> [EXERCISE DETAILS]: Would you please copy every line from the records that contains the word "Lookup"?

── DATA TO PROCESS

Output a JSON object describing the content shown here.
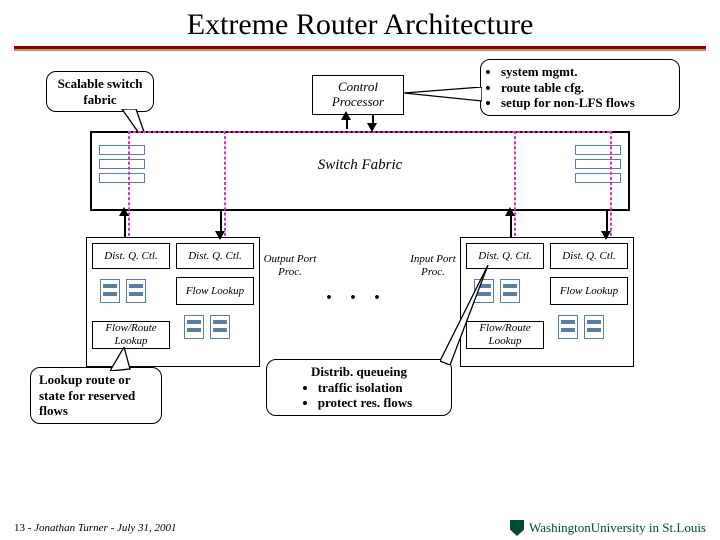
{
  "title": "Extreme Router Architecture",
  "callouts": {
    "scalable": "Scalable switch fabric",
    "sysmgmt": {
      "items": [
        "system mgmt.",
        "route table cfg.",
        "setup for non-LFS flows"
      ]
    },
    "distq": {
      "heading": "Distrib. queueing",
      "items": [
        "traffic isolation",
        "protect res. flows"
      ]
    },
    "lookup": "Lookup route or state for reserved flows"
  },
  "blocks": {
    "control_processor": "Control Processor",
    "switch_fabric": "Switch Fabric",
    "dist_q_ctl": "Dist. Q. Ctl.",
    "flow_lookup": "Flow Lookup",
    "flow_route_lookup": "Flow/Route Lookup",
    "output_port_proc": "Output Port Proc.",
    "input_port_proc": "Input Port Proc."
  },
  "footer": {
    "page": "13",
    "sep": " - ",
    "author_date": "Jonathan Turner - July 31, 2001"
  },
  "logo": {
    "text": "WashingtonUniversity in St.Louis"
  }
}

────

> [WRITTEN REPLY]:
    "lookup": "Lookup route or state for reserved flows"
    "flow_lookup": "Flow Lookup",
    "flow_route_lookup": "Flow/Route Lookup",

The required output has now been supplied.